<<<<

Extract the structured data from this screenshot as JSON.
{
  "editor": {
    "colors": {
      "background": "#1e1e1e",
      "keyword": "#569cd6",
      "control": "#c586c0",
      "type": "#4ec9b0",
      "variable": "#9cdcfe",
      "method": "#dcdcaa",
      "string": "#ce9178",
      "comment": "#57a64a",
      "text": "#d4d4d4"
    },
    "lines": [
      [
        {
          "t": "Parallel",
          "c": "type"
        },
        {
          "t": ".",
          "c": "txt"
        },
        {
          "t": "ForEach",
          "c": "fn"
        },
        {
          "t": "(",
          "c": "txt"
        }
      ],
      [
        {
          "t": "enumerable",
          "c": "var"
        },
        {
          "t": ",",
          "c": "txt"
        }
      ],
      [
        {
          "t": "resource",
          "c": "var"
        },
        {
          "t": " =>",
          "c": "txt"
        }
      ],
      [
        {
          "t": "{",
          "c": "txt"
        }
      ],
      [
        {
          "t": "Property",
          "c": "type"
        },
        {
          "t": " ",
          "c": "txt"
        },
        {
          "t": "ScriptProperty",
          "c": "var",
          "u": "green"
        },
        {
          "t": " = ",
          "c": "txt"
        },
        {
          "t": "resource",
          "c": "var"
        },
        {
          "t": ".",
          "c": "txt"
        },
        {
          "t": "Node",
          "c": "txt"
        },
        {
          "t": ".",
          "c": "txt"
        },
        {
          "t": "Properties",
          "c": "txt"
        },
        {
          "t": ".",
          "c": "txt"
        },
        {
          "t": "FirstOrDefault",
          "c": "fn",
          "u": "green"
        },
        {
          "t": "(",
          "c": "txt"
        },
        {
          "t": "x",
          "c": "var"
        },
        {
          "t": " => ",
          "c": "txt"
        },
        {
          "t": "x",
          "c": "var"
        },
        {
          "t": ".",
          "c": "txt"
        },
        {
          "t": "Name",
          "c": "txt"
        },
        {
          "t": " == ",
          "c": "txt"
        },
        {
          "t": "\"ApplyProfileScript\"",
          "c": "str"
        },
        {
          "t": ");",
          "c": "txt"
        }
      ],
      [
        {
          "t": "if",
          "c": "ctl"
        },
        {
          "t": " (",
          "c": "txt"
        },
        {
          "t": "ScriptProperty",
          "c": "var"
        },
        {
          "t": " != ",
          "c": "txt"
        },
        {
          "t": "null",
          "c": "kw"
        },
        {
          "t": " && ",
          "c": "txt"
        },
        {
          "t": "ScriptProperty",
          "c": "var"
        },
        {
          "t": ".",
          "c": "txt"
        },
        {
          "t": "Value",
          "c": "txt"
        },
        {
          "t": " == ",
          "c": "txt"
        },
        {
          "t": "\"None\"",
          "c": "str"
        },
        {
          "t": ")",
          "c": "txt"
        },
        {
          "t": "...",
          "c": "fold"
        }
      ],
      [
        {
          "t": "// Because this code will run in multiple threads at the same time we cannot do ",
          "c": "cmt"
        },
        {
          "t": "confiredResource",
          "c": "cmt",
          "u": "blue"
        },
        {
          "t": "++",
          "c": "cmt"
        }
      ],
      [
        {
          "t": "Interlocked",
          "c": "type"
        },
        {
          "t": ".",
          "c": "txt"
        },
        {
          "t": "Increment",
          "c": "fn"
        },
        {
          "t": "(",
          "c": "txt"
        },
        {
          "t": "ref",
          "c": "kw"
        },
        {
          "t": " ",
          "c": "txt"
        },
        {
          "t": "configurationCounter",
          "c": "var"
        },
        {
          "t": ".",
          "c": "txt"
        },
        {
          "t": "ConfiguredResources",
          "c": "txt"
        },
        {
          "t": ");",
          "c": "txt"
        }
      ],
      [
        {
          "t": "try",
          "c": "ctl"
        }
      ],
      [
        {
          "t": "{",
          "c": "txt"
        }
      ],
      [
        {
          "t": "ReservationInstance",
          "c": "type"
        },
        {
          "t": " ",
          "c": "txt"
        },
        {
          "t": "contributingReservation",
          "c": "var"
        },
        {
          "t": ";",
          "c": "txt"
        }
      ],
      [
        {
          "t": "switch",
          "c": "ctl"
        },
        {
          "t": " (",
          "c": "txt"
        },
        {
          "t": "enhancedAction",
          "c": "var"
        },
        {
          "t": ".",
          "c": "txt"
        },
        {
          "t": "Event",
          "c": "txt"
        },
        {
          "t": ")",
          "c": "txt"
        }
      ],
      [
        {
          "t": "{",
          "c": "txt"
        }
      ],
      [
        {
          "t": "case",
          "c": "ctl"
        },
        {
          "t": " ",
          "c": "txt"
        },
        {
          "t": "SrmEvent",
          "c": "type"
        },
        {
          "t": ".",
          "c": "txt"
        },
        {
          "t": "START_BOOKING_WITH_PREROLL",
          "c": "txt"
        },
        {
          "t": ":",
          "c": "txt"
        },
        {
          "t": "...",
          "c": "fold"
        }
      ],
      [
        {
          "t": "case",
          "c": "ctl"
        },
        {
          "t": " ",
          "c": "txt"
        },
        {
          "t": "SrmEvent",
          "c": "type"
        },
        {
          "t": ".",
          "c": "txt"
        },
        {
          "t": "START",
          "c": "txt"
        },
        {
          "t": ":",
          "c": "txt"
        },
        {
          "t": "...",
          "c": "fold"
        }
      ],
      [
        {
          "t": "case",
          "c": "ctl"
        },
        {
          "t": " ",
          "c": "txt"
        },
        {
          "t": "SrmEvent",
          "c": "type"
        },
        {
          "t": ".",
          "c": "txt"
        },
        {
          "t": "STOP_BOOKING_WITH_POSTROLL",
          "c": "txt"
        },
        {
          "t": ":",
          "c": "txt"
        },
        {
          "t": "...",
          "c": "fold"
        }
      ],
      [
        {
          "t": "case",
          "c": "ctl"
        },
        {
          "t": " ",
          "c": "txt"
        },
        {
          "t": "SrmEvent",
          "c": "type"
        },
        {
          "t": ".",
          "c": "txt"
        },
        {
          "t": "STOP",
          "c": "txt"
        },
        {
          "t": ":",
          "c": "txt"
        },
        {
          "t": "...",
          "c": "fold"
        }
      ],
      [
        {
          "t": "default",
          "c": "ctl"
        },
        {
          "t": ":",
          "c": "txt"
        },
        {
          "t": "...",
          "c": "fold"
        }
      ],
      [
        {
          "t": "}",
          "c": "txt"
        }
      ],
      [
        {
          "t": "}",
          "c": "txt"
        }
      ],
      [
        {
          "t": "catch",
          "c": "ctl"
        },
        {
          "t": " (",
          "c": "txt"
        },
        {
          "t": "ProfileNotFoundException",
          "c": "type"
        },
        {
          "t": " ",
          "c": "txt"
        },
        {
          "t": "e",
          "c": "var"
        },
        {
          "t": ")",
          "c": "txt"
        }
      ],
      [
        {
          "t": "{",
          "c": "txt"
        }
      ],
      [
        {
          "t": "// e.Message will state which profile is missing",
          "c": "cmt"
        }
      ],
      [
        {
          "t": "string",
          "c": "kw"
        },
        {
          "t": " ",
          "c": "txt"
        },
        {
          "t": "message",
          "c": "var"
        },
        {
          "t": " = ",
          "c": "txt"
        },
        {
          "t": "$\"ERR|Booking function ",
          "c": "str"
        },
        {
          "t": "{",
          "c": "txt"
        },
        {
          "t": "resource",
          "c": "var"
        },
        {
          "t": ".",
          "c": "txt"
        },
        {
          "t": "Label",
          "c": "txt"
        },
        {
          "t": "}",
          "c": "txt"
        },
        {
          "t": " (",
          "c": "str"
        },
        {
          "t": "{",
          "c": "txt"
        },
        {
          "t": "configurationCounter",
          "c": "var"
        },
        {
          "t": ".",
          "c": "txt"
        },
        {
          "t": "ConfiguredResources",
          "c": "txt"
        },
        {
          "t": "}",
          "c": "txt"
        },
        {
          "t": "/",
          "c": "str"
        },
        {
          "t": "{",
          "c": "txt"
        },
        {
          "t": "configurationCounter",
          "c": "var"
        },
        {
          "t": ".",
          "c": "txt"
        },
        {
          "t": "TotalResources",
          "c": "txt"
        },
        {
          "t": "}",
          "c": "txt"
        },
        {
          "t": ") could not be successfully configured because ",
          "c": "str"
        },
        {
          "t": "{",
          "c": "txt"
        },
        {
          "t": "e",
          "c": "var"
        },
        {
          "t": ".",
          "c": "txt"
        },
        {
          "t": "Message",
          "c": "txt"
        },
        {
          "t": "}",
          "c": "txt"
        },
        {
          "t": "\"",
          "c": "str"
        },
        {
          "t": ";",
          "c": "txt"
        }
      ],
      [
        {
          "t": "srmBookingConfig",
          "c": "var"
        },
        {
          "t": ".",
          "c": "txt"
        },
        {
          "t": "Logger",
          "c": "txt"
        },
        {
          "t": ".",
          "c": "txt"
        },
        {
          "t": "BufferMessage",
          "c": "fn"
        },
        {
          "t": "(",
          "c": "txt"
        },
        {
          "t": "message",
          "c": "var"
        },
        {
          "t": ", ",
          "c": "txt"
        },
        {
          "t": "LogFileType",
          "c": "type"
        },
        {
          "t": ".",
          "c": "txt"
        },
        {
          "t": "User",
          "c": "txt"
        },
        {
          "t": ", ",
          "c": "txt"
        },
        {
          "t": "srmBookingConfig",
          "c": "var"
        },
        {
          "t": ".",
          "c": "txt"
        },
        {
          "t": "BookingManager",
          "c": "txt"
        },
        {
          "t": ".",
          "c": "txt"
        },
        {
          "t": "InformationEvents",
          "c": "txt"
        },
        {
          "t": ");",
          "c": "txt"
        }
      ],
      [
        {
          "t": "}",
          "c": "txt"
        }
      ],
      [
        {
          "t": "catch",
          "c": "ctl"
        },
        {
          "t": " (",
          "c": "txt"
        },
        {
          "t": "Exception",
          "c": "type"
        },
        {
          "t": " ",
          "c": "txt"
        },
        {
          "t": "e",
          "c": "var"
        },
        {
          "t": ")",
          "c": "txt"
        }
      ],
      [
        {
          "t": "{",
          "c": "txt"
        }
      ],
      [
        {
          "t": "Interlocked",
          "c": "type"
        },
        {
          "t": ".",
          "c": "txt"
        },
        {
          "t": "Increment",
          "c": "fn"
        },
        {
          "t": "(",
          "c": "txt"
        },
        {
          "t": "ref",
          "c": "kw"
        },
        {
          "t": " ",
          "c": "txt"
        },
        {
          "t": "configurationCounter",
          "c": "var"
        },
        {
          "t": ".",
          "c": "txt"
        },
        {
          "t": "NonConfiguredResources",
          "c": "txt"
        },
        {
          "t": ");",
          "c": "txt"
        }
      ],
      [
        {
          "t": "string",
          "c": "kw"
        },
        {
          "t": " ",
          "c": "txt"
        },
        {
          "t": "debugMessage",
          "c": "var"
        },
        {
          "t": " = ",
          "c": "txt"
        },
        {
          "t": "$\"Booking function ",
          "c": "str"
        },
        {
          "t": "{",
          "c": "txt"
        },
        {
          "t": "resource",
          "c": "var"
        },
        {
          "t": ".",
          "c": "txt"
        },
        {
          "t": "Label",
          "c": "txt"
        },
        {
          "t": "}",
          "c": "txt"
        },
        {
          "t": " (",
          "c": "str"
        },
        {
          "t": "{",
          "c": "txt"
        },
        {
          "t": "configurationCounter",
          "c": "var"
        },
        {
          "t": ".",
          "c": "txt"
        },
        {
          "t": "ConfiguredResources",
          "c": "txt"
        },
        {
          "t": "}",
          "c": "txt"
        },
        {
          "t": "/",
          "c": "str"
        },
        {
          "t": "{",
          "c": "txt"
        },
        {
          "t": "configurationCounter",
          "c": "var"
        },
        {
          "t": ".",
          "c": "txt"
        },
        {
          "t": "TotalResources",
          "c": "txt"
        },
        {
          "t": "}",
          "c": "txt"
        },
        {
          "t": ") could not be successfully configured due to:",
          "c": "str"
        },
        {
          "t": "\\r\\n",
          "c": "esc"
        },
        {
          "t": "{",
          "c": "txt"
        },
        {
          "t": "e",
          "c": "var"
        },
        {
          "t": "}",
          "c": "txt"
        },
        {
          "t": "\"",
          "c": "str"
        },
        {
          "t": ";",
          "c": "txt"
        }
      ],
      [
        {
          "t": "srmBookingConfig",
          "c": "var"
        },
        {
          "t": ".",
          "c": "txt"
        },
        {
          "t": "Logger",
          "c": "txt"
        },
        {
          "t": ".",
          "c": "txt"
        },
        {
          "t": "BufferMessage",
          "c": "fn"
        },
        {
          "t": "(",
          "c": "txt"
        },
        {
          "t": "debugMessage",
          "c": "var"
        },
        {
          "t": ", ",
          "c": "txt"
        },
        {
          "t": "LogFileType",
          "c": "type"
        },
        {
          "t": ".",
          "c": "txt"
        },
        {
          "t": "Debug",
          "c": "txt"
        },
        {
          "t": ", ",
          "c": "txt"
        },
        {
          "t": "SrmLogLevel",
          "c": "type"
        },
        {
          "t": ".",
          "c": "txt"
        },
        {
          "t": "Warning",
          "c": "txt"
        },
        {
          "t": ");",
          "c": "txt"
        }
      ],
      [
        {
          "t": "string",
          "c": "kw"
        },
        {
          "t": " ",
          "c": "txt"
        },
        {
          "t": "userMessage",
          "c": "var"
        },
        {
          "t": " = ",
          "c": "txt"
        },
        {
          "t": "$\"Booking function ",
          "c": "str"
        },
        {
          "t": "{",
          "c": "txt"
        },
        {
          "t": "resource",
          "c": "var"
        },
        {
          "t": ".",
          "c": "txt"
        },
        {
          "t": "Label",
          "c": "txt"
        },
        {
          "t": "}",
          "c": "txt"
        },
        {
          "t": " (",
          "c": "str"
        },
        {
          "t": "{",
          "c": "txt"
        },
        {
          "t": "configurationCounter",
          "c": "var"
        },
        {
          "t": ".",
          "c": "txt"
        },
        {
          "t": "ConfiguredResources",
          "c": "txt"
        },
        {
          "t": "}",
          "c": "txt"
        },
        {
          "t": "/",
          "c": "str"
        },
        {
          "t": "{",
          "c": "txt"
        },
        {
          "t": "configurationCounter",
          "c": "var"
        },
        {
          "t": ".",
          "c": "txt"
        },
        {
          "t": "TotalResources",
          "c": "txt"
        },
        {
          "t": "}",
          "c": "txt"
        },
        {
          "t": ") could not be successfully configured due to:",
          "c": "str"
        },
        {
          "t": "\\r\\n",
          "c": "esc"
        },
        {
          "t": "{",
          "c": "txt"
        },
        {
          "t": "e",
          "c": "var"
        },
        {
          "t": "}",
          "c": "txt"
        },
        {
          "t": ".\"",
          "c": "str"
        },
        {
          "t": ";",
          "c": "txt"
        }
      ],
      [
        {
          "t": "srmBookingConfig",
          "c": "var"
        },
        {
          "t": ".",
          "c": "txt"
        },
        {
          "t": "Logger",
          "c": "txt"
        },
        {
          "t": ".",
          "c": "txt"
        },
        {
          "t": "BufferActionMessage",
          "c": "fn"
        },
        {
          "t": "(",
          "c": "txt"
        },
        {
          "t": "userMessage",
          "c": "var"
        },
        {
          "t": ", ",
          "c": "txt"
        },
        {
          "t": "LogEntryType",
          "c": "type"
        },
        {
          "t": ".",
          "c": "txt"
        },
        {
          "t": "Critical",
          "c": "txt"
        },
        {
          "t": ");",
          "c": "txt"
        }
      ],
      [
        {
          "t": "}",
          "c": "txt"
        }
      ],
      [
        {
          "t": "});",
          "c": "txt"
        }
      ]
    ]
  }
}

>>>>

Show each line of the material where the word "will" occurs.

- [SOLUTION FOR THIS EXERCISE]:
          "t": "// Because this code will run in multiple threads at the same time we cannot do ",
          "t": "// e.Message will state which profile is missing",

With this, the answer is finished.